* MATERIAL FOR THE TASK
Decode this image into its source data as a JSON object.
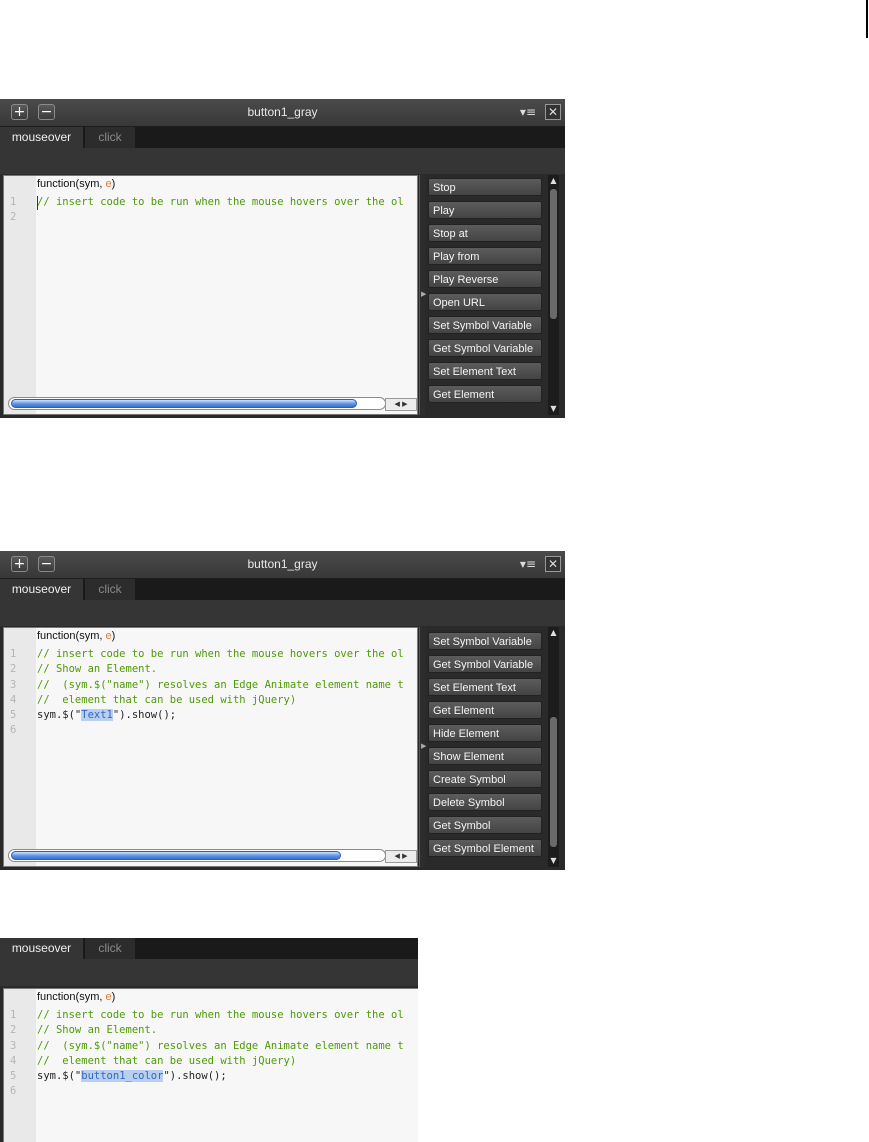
{
  "panel_title": "button1_gray",
  "icons": {
    "add": "+",
    "remove": "−",
    "menu": "▾≡",
    "close": "✕",
    "left": "◀",
    "right": "▶",
    "up": "▲",
    "down": "▼"
  },
  "tabs": {
    "active": "mouseover",
    "inactive": "click"
  },
  "function_header": {
    "text": "function(sym, ",
    "param": "e",
    "close": ")"
  },
  "panels": [
    {
      "lines": [
        {
          "num": "1",
          "parts": [
            {
              "text": "// insert code to be run when the mouse hovers over the ol",
              "style": "comment"
            }
          ]
        },
        {
          "num": "2",
          "parts": []
        }
      ],
      "snippets": [
        "Stop",
        "Play",
        "Stop at",
        "Play from",
        "Play Reverse",
        "Open URL",
        "Set Symbol Variable",
        "Get Symbol Variable",
        "Set Element Text",
        "Get Element"
      ]
    },
    {
      "lines": [
        {
          "num": "1",
          "parts": [
            {
              "text": "// insert code to be run when the mouse hovers over the ol",
              "style": "comment"
            }
          ]
        },
        {
          "num": "2",
          "parts": [
            {
              "text": "// Show an Element.",
              "style": "comment"
            }
          ]
        },
        {
          "num": "3",
          "parts": [
            {
              "text": "//  (sym.$(\"name\") resolves an Edge Animate element name t",
              "style": "comment"
            }
          ]
        },
        {
          "num": "4",
          "parts": [
            {
              "text": "//  element that can be used with jQuery)",
              "style": "comment"
            }
          ]
        },
        {
          "num": "5",
          "parts": [
            {
              "text": "sym.$(\"",
              "style": "plain"
            },
            {
              "text": "Text1",
              "style": "sel"
            },
            {
              "text": "\").show();",
              "style": "plain"
            }
          ]
        },
        {
          "num": "6",
          "parts": []
        }
      ],
      "snippets": [
        "Set Symbol Variable",
        "Get Symbol Variable",
        "Set Element Text",
        "Get Element",
        "Hide Element",
        "Show Element",
        "Create Symbol",
        "Delete Symbol",
        "Get Symbol",
        "Get Symbol Element"
      ]
    },
    {
      "lines": [
        {
          "num": "1",
          "parts": [
            {
              "text": "// insert code to be run when the mouse hovers over the ol",
              "style": "comment"
            }
          ]
        },
        {
          "num": "2",
          "parts": [
            {
              "text": "// Show an Element.",
              "style": "comment"
            }
          ]
        },
        {
          "num": "3",
          "parts": [
            {
              "text": "//  (sym.$(\"name\") resolves an Edge Animate element name t",
              "style": "comment"
            }
          ]
        },
        {
          "num": "4",
          "parts": [
            {
              "text": "//  element that can be used with jQuery)",
              "style": "comment"
            }
          ]
        },
        {
          "num": "5",
          "parts": [
            {
              "text": "sym.$(\"",
              "style": "plain"
            },
            {
              "text": "button1_color",
              "style": "sel"
            },
            {
              "text": "\").show();",
              "style": "plain"
            }
          ]
        },
        {
          "num": "6",
          "parts": []
        }
      ],
      "snippets": []
    }
  ]
}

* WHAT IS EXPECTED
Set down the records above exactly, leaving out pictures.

* SOLUTION FOR THIS PROBLEM
Decode this image into its source data as a JSON object.
{
  "panel_title": "button1_gray",
  "icons": {
    "add": "+",
    "remove": "−",
    "menu": "▾≡",
    "close": "✕",
    "left": "◀",
    "right": "▶",
    "up": "▲",
    "down": "▼"
  },
  "tabs": {
    "active": "mouseover",
    "inactive": "click"
  },
  "function_header": {
    "text": "function(sym, ",
    "param": "e",
    "close": ")"
  },
  "panels": [
    {
      "lines": [
        {
          "num": "1",
          "parts": [
            {
              "text": "// insert code to be run when the mouse hovers over the ol",
              "style": "comment"
            }
          ]
        },
        {
          "num": "2",
          "parts": []
        }
      ],
      "snippets": [
        "Stop",
        "Play",
        "Stop at",
        "Play from",
        "Play Reverse",
        "Open URL",
        "Set Symbol Variable",
        "Get Symbol Variable",
        "Set Element Text",
        "Get Element"
      ]
    },
    {
      "lines": [
        {
          "num": "1",
          "parts": [
            {
              "text": "// insert code to be run when the mouse hovers over the ol",
              "style": "comment"
            }
          ]
        },
        {
          "num": "2",
          "parts": [
            {
              "text": "// Show an Element.",
              "style": "comment"
            }
          ]
        },
        {
          "num": "3",
          "parts": [
            {
              "text": "//  (sym.$(\"name\") resolves an Edge Animate element name t",
              "style": "comment"
            }
          ]
        },
        {
          "num": "4",
          "parts": [
            {
              "text": "//  element that can be used with jQuery)",
              "style": "comment"
            }
          ]
        },
        {
          "num": "5",
          "parts": [
            {
              "text": "sym.$(\"",
              "style": "plain"
            },
            {
              "text": "Text1",
              "style": "sel"
            },
            {
              "text": "\").show();",
              "style": "plain"
            }
          ]
        },
        {
          "num": "6",
          "parts": []
        }
      ],
      "snippets": [
        "Set Symbol Variable",
        "Get Symbol Variable",
        "Set Element Text",
        "Get Element",
        "Hide Element",
        "Show Element",
        "Create Symbol",
        "Delete Symbol",
        "Get Symbol",
        "Get Symbol Element"
      ]
    },
    {
      "lines": [
        {
          "num": "1",
          "parts": [
            {
              "text": "// insert code to be run when the mouse hovers over the ol",
              "style": "comment"
            }
          ]
        },
        {
          "num": "2",
          "parts": [
            {
              "text": "// Show an Element.",
              "style": "comment"
            }
          ]
        },
        {
          "num": "3",
          "parts": [
            {
              "text": "//  (sym.$(\"name\") resolves an Edge Animate element name t",
              "style": "comment"
            }
          ]
        },
        {
          "num": "4",
          "parts": [
            {
              "text": "//  element that can be used with jQuery)",
              "style": "comment"
            }
          ]
        },
        {
          "num": "5",
          "parts": [
            {
              "text": "sym.$(\"",
              "style": "plain"
            },
            {
              "text": "button1_color",
              "style": "sel"
            },
            {
              "text": "\").show();",
              "style": "plain"
            }
          ]
        },
        {
          "num": "6",
          "parts": []
        }
      ],
      "snippets": []
    }
  ]
}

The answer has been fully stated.